Finance Minister Kiichi Miyazawa said Friday he will wait and see how the Finance Ministry is to share its policy-planning authority with the proposed Financial Agency.
His remarks came the day after the Liberal Democratic Party and New Komeito agreed not to strip the ministry of its policy-planning function for financial system crises.
How exactly the power-sharing will be specified in a bill is “a matter of wording,” Miyazawa told a regular news conference after a Cabinet meeting. “I have no comments in particular to make at this stage.”
Under the political deal, the Financial Agency, to be set up in July 2000, would bear the primary responsibility in planning how to handle financial institution failures and systemic crises.
Miyazawa said it is not necessary to punish Eisuke Sakakibara, vice finance minister for international affairs, who last month remarked that the idea of separating the ministry’s fiscal and financial policy-planning functions is nonsensical.

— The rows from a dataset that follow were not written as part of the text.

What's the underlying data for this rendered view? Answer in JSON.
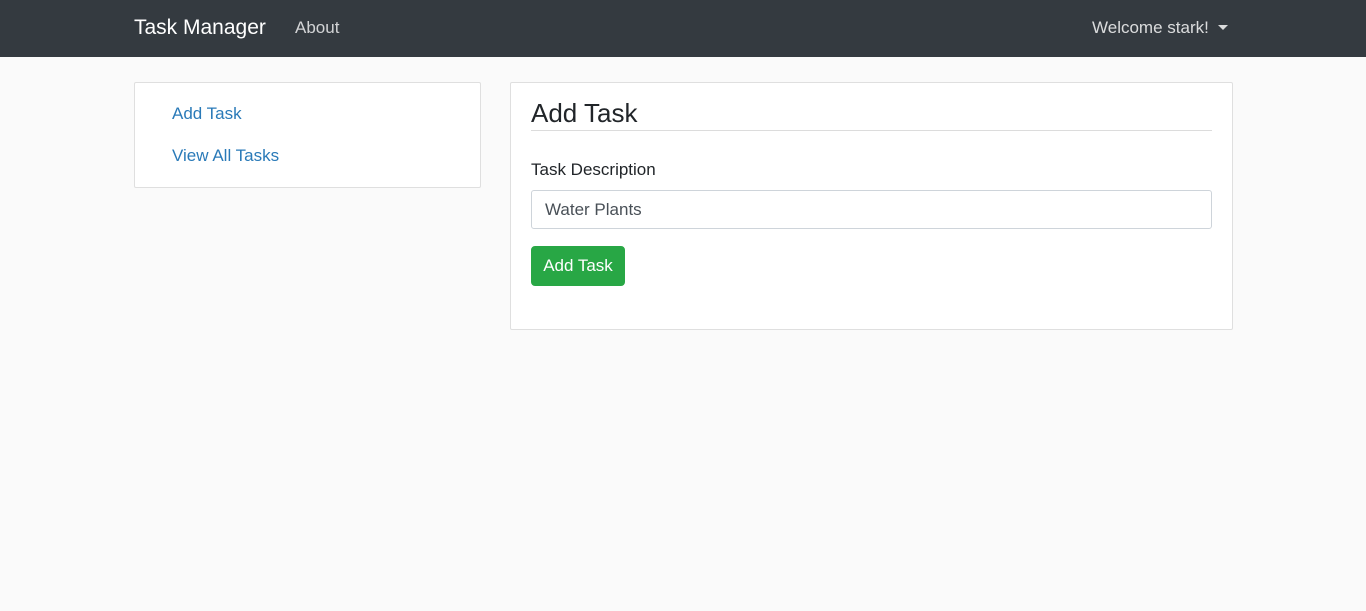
{
  "navbar": {
    "brand": "Task Manager",
    "about_label": "About",
    "user_menu_label": "Welcome stark!"
  },
  "sidebar": {
    "items": [
      {
        "label": "Add Task"
      },
      {
        "label": "View All Tasks"
      }
    ]
  },
  "main": {
    "title": "Add Task",
    "task_description_label": "Task Description",
    "task_description_value": "Water Plants",
    "submit_label": "Add Task"
  },
  "colors": {
    "navbar_bg": "#343a40",
    "link": "#2a7ab8",
    "success_button": "#28a745",
    "page_bg": "#fafafa"
  }
}
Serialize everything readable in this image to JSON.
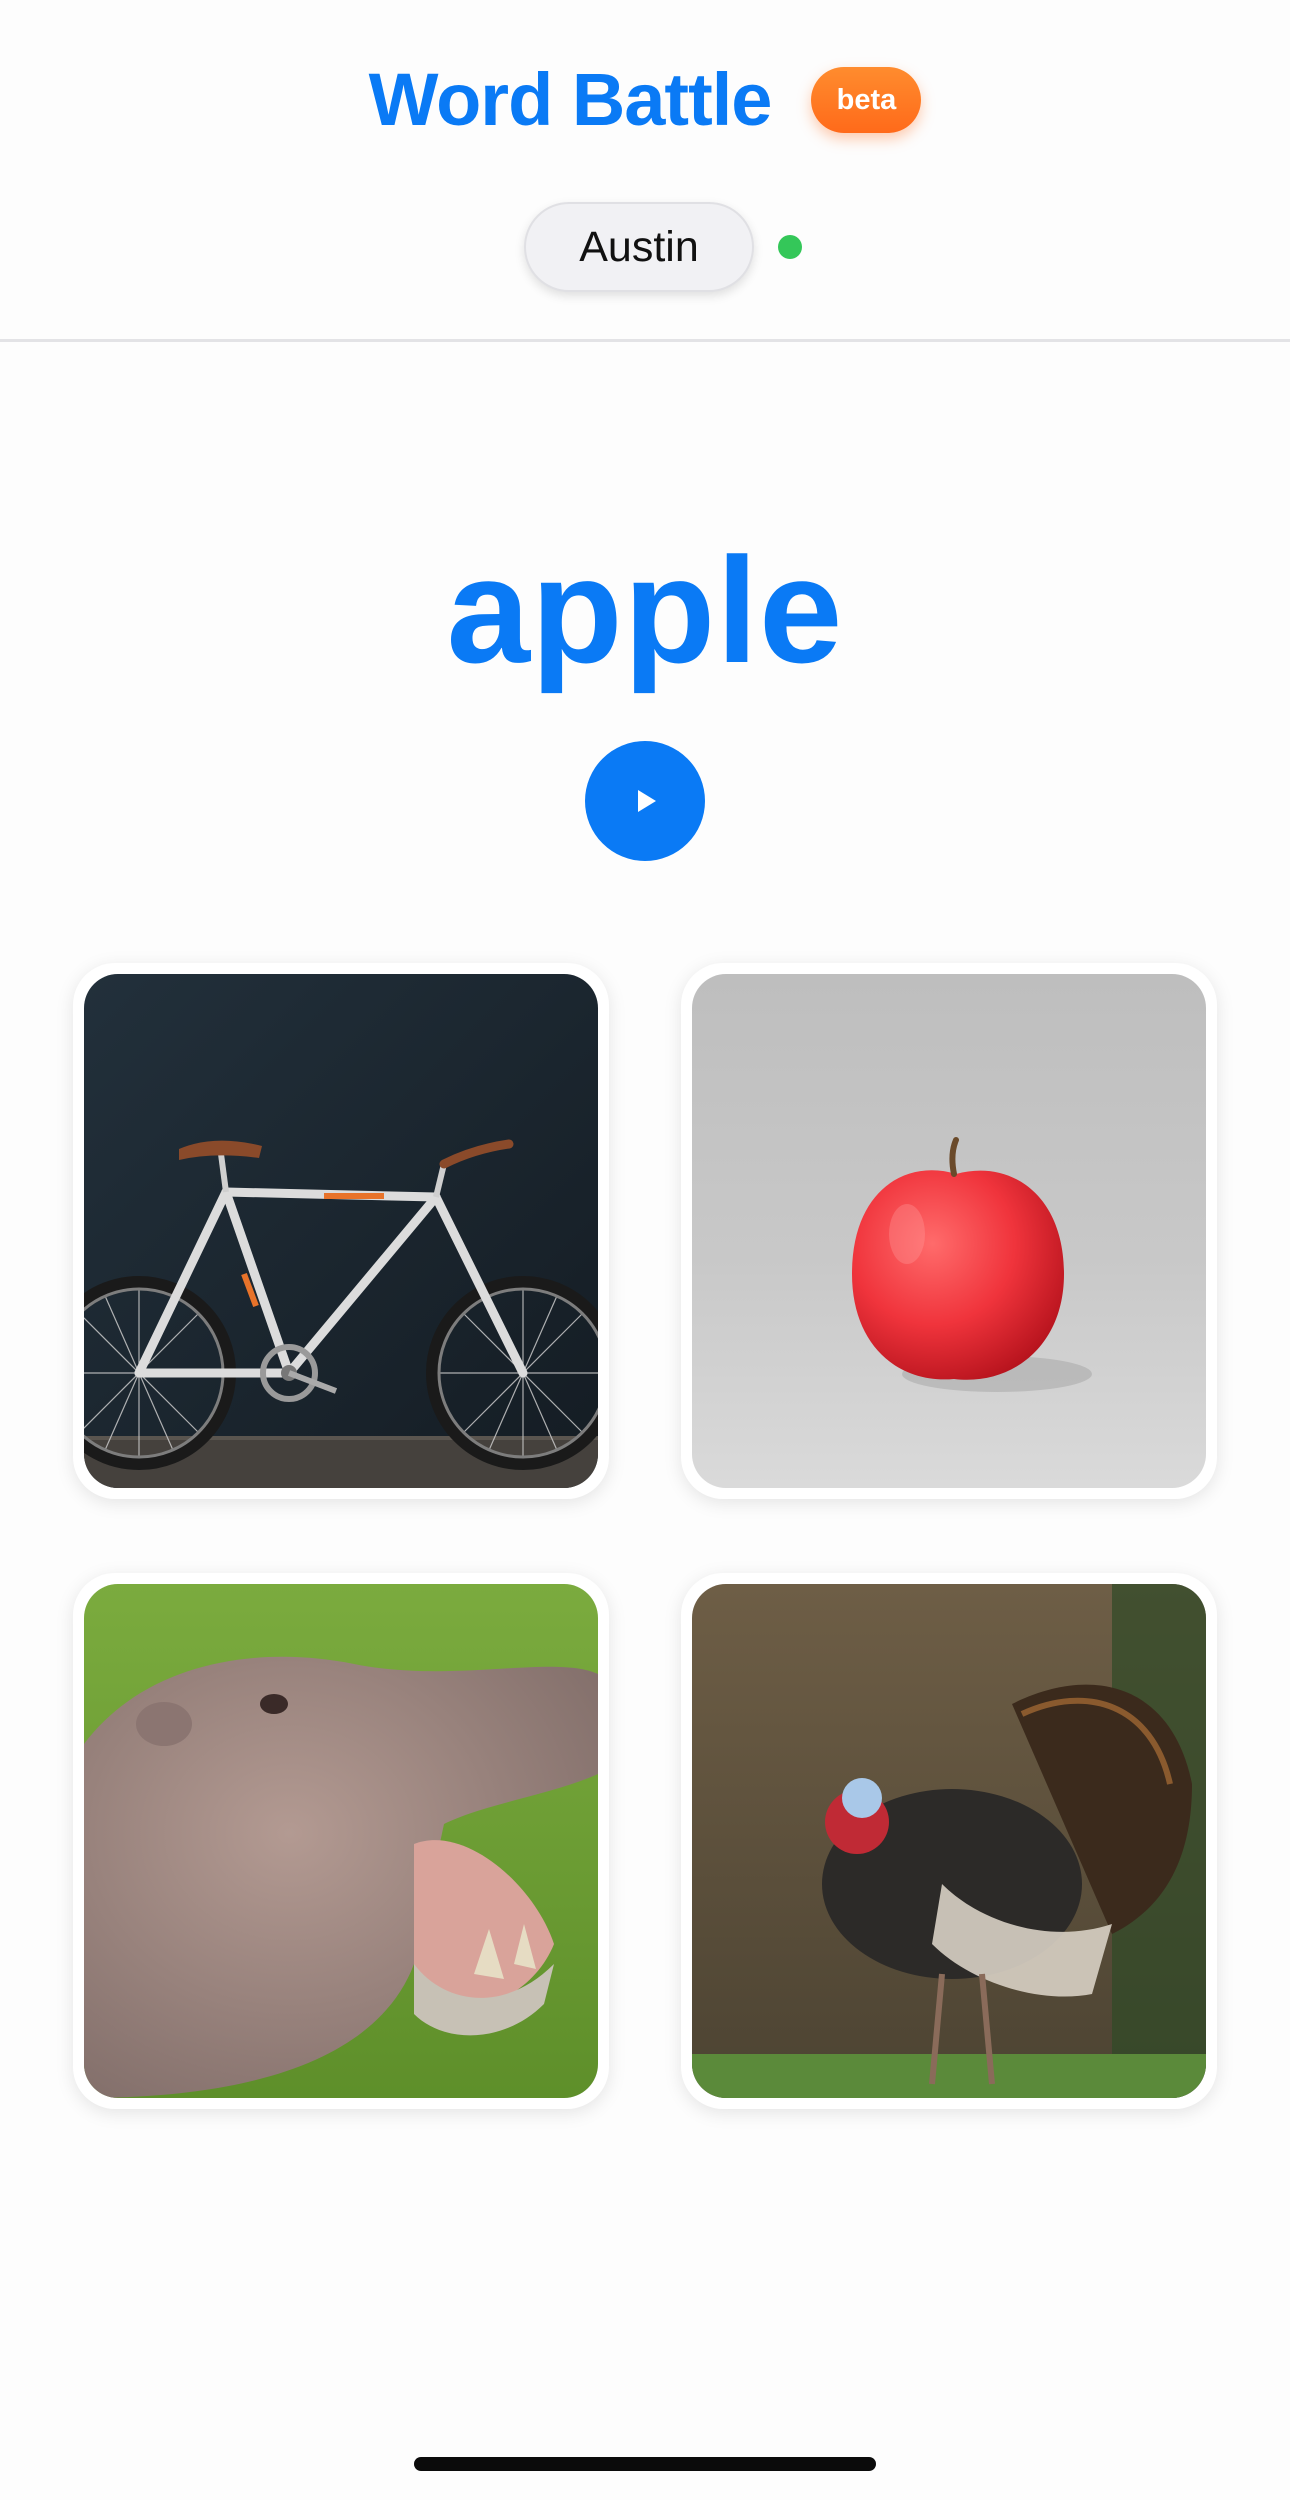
{
  "header": {
    "app_title": "Word Battle",
    "badge": "beta",
    "user_name": "Austin",
    "status": "online",
    "accent_color": "#0a7af5",
    "badge_color": "#ff7a22",
    "status_color": "#34c759"
  },
  "prompt": {
    "word": "apple",
    "play_icon": "play-icon"
  },
  "choices": [
    {
      "subject": "bicycle",
      "icon": "bicycle-image"
    },
    {
      "subject": "apple",
      "icon": "apple-image"
    },
    {
      "subject": "hippopotamus",
      "icon": "hippo-image"
    },
    {
      "subject": "turkey",
      "icon": "turkey-image"
    }
  ]
}
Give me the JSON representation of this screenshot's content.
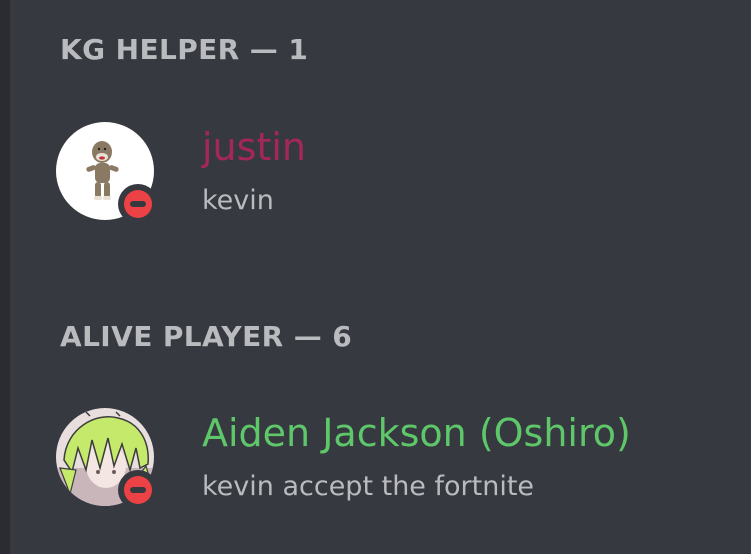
{
  "sections": [
    {
      "header": "KG HELPER — 1",
      "members": [
        {
          "name": "justin",
          "activity": "kevin",
          "name_color": "#a5275a",
          "avatar_icon": "sock-monkey-icon",
          "status_icon": "do-not-disturb-icon"
        }
      ]
    },
    {
      "header": "ALIVE PLAYER — 6",
      "members": [
        {
          "name": "Aiden Jackson (Oshiro)",
          "activity": "kevin accept the fortnite",
          "name_color": "#5ec76a",
          "avatar_icon": "anime-character-icon",
          "status_icon": "do-not-disturb-icon"
        }
      ]
    }
  ],
  "colors": {
    "background": "#36393f",
    "header_text": "#b9bbbe",
    "activity_text": "#b9bbbe",
    "dnd_red": "#ed4245"
  }
}
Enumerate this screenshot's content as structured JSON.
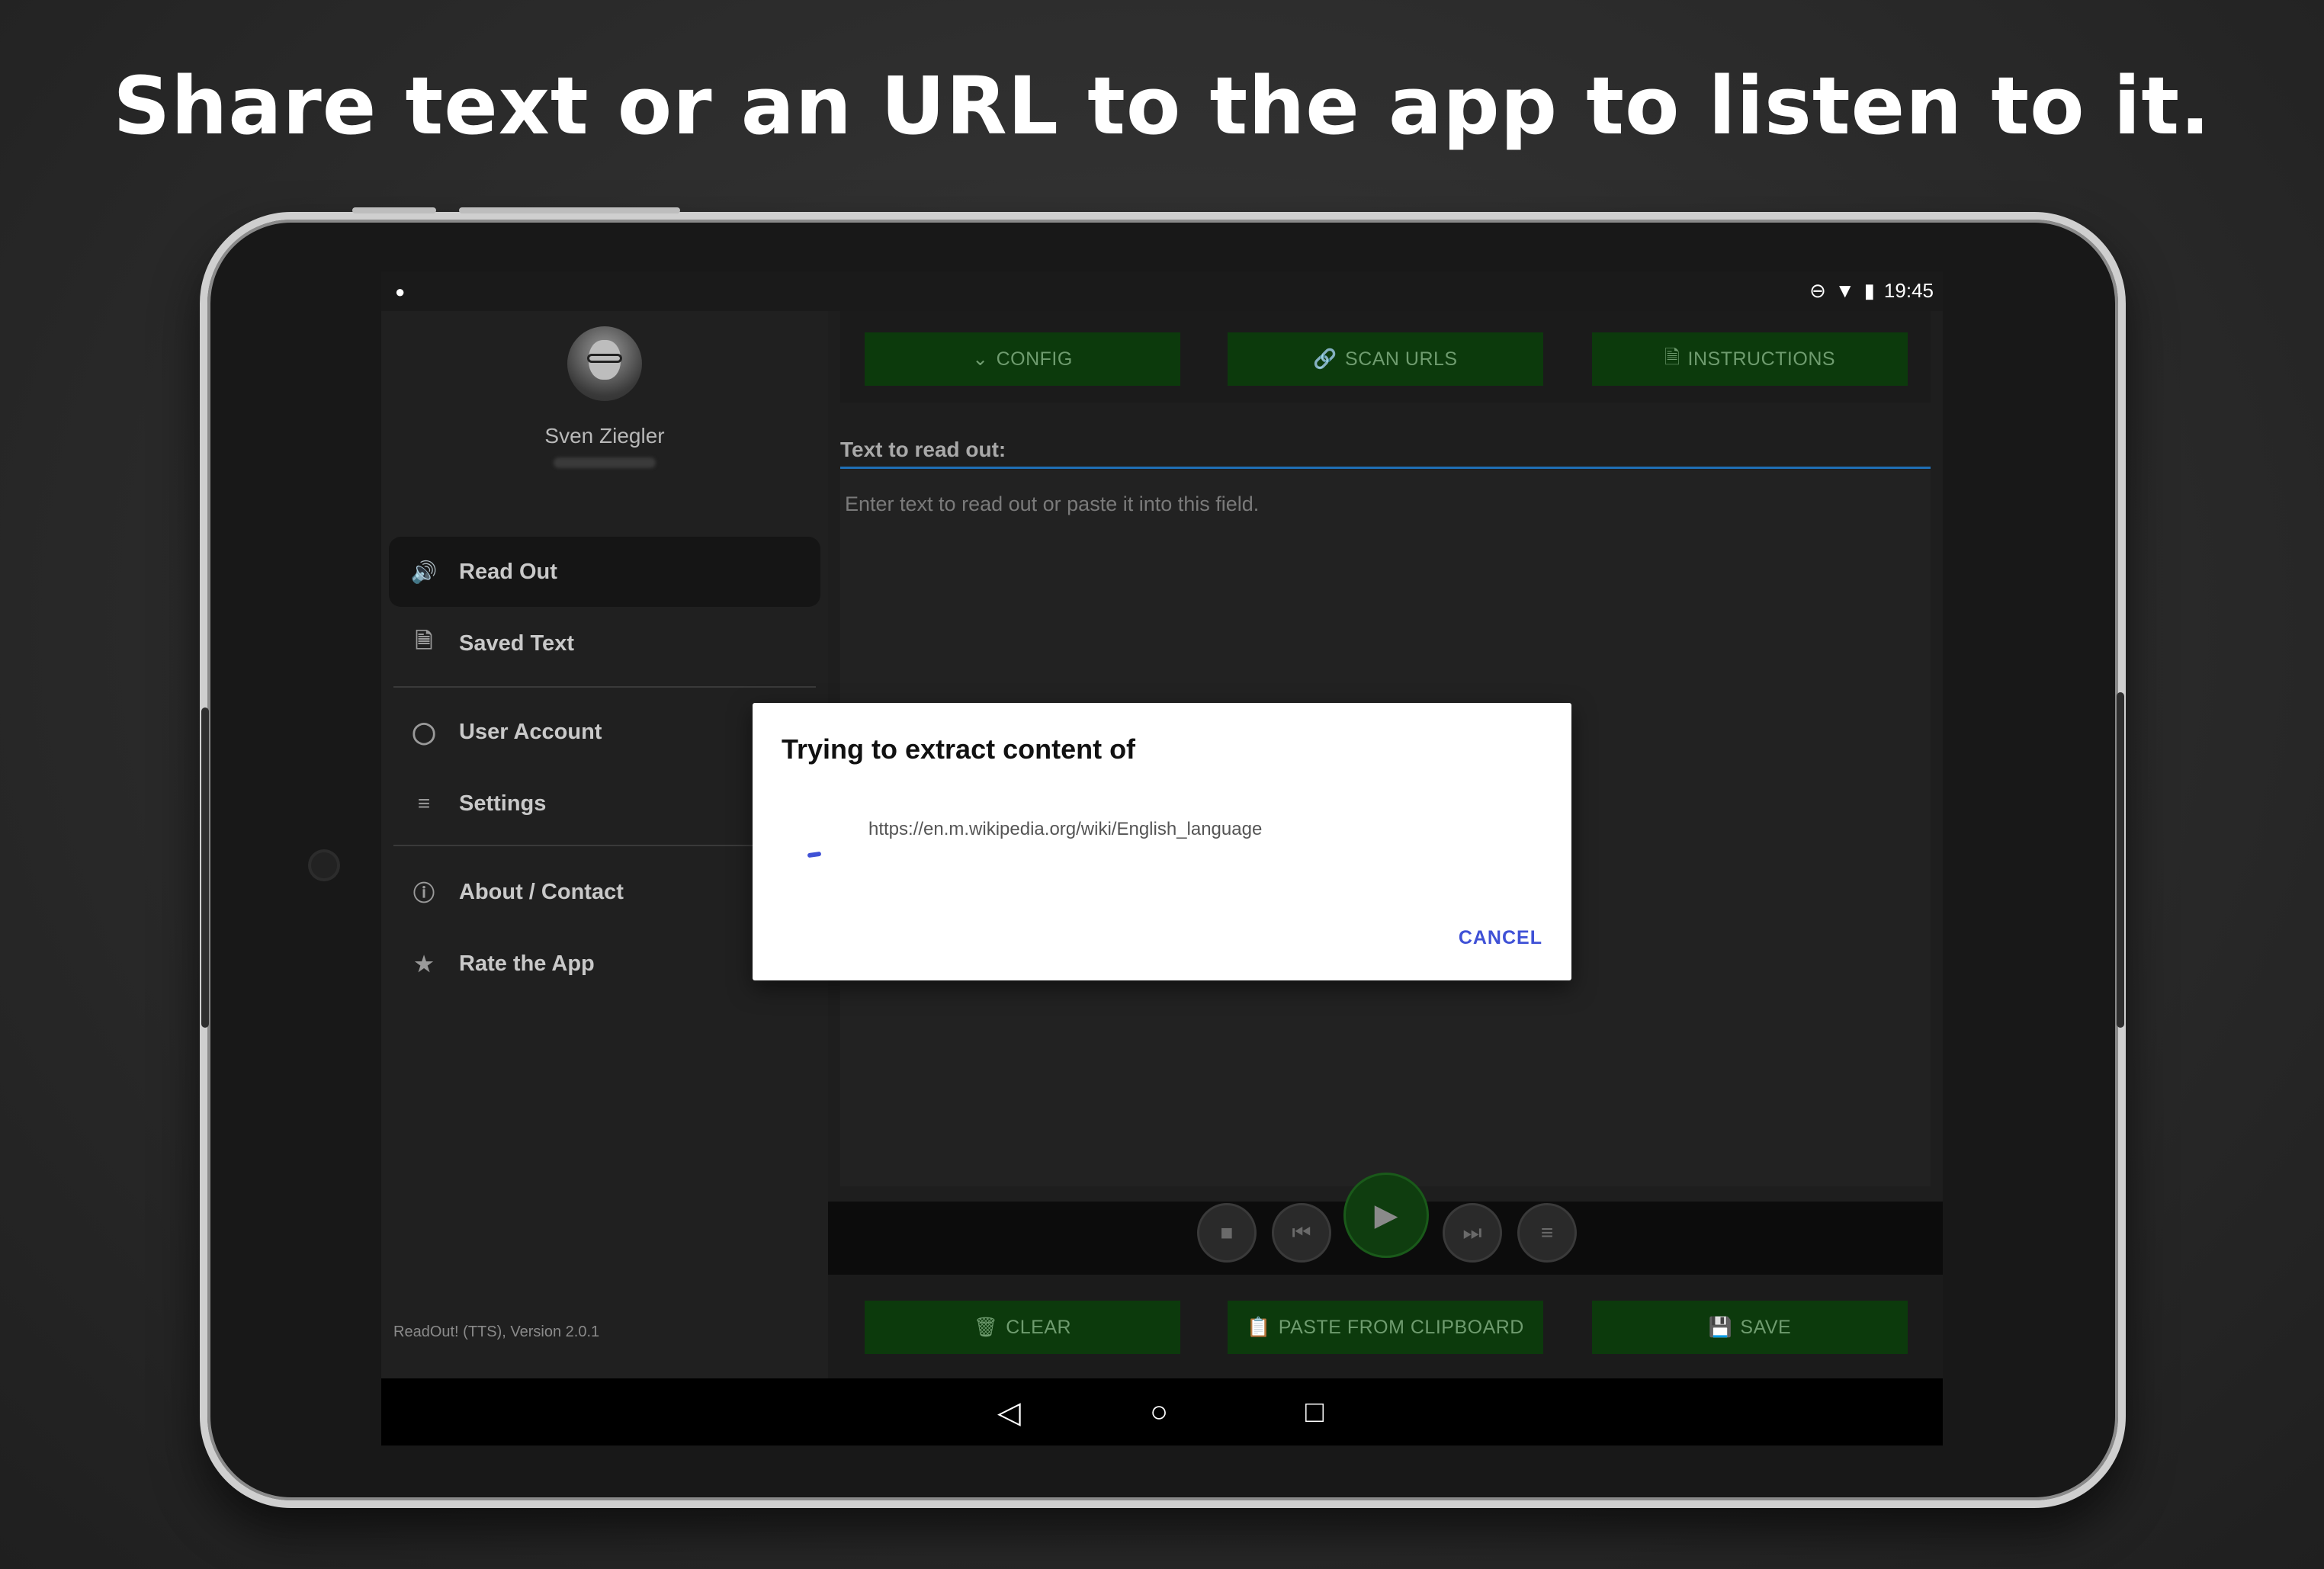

Sakakibara has already apologized for the remark as inappropriate, and the government has clarified that the comment was “very regrettable,” Miyazawa said. Sakakibara’s words angered politicians because the LDP and opposition parties were in the middle of talks over the issue.